ACTIVITY
Would you please copy every line from the records that contains the word "hear"?

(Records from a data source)
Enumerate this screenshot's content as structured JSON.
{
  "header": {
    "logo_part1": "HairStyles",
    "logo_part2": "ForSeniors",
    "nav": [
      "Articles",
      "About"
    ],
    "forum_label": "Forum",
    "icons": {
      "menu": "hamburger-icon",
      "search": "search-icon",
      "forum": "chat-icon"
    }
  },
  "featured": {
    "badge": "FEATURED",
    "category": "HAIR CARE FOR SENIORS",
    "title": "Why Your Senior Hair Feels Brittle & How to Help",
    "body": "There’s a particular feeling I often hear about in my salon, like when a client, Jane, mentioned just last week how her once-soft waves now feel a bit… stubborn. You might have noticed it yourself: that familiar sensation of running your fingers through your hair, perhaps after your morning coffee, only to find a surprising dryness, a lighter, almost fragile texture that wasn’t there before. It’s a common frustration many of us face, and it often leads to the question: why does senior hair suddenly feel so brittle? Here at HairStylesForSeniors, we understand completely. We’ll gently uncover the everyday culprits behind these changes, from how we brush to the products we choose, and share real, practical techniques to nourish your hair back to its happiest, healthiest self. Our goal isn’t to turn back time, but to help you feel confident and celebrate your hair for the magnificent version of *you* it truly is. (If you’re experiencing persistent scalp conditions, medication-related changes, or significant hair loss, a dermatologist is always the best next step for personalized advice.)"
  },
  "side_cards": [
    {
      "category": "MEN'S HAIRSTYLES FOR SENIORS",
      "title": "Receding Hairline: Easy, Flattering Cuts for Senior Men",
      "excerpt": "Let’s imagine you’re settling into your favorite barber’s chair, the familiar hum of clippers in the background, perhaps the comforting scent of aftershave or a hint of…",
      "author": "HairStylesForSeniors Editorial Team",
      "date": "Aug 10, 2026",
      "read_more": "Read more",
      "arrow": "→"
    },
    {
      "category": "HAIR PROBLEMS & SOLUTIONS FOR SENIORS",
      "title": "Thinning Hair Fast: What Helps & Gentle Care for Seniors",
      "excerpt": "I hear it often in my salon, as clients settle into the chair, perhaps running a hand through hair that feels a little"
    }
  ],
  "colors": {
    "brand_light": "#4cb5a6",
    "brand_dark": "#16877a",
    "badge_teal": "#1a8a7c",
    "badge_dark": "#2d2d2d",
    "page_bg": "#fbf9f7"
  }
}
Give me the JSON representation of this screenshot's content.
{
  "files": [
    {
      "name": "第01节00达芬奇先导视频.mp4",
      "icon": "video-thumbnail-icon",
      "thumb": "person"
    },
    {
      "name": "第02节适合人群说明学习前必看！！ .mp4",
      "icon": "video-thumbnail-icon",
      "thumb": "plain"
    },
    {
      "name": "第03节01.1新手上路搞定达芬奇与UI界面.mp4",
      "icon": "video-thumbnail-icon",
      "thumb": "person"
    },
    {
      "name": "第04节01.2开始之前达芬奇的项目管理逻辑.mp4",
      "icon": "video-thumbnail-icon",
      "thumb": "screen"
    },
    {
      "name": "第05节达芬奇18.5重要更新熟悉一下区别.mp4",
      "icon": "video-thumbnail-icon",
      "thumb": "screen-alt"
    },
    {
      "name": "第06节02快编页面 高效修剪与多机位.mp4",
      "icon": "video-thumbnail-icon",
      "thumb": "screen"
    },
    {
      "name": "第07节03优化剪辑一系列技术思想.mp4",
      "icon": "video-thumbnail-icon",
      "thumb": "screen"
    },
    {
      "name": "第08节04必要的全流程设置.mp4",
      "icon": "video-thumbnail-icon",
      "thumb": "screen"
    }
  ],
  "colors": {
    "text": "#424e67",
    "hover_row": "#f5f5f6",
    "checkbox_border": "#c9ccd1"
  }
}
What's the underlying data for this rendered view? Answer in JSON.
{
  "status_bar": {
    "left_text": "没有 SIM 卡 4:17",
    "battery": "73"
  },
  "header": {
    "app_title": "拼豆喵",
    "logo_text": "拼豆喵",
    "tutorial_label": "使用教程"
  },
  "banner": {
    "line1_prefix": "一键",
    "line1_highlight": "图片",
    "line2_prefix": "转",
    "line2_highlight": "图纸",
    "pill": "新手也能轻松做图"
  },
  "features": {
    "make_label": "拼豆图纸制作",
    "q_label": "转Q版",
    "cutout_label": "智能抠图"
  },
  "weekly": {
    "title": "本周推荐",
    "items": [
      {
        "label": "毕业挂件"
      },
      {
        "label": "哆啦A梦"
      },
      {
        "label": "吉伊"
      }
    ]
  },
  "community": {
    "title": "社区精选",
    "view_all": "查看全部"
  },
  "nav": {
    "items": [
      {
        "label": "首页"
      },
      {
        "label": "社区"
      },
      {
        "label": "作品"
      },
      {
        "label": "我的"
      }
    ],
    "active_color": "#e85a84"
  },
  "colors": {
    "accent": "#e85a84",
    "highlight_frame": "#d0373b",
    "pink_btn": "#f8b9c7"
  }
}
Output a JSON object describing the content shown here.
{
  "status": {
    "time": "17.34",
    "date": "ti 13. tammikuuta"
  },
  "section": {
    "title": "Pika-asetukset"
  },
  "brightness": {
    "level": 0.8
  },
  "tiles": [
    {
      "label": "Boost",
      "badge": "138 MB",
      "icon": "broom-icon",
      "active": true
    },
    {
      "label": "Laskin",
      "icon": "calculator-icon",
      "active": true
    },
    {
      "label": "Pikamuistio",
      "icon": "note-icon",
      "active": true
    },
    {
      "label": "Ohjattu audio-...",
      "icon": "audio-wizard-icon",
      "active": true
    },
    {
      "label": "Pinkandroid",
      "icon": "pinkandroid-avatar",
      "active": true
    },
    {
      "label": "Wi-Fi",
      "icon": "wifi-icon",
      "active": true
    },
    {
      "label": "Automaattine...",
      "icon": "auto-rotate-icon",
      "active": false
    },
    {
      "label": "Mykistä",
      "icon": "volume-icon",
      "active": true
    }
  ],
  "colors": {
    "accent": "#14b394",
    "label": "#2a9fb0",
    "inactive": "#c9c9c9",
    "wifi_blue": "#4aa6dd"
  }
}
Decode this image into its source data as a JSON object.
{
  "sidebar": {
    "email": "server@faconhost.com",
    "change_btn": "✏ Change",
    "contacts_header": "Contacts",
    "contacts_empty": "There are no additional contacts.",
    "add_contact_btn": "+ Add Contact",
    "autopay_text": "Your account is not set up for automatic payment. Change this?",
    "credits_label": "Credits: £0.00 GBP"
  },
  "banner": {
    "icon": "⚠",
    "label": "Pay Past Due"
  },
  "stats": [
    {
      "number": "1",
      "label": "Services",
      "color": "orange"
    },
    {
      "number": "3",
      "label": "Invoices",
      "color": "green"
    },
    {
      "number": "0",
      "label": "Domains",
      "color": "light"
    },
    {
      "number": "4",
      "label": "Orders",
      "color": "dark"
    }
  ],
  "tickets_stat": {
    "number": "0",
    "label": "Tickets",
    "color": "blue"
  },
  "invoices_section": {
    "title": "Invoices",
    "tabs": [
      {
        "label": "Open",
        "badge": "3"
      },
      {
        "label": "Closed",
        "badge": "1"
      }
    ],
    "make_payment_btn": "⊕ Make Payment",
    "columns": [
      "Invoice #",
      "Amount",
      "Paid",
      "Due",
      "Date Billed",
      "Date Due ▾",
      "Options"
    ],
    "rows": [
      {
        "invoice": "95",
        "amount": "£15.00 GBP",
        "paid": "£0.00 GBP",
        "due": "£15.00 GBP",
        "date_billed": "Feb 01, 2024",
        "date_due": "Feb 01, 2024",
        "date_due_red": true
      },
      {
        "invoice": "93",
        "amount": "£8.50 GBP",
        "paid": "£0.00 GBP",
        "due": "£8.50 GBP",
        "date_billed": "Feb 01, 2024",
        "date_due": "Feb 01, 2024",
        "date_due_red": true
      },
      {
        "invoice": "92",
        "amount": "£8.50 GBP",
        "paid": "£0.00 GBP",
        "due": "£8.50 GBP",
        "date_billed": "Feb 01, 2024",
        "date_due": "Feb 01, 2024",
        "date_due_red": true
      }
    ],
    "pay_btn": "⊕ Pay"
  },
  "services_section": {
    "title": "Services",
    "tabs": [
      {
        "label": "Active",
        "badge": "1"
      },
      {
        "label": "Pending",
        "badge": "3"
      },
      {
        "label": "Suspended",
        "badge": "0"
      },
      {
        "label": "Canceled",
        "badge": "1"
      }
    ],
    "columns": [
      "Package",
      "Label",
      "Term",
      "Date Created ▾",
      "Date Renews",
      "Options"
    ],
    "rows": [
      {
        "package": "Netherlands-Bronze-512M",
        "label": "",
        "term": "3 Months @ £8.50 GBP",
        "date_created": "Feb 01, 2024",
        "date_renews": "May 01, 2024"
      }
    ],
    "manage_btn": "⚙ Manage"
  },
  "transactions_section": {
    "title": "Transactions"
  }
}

YOUR RESPONSE
    "body": "There’s a particular feeling I often hear about in my salon, like when a client, Jane, mentioned just last week how her once-soft waves now feel a bit… stubborn. You might have noticed it yourself: that familiar sensation of running your fingers through your hair, perhaps after your morning coffee, only to find a surprising dryness, a lighter, almost fragile texture that wasn’t there before. It’s a common frustration many of us face, and it often leads to the question: why does senior hair suddenly feel so brittle? Here at HairStylesForSeniors, we understand completely. We’ll gently uncover the everyday culprits behind these changes, from how we brush to the products we choose, and share real, practical techniques to nourish your hair back to its happiest, healthiest self. Our goal isn’t to turn back time, but to help you feel confident and celebrate your hair for the magnificent version of *you* it truly is. (If you’re experiencing persistent scalp conditions, medication-related changes, or significant hair loss, a dermatologist is always the best next step for personalized advice.)"
      "excerpt": "I hear it often in my salon, as clients settle into the chair, perhaps running a hand through hair that feels a little"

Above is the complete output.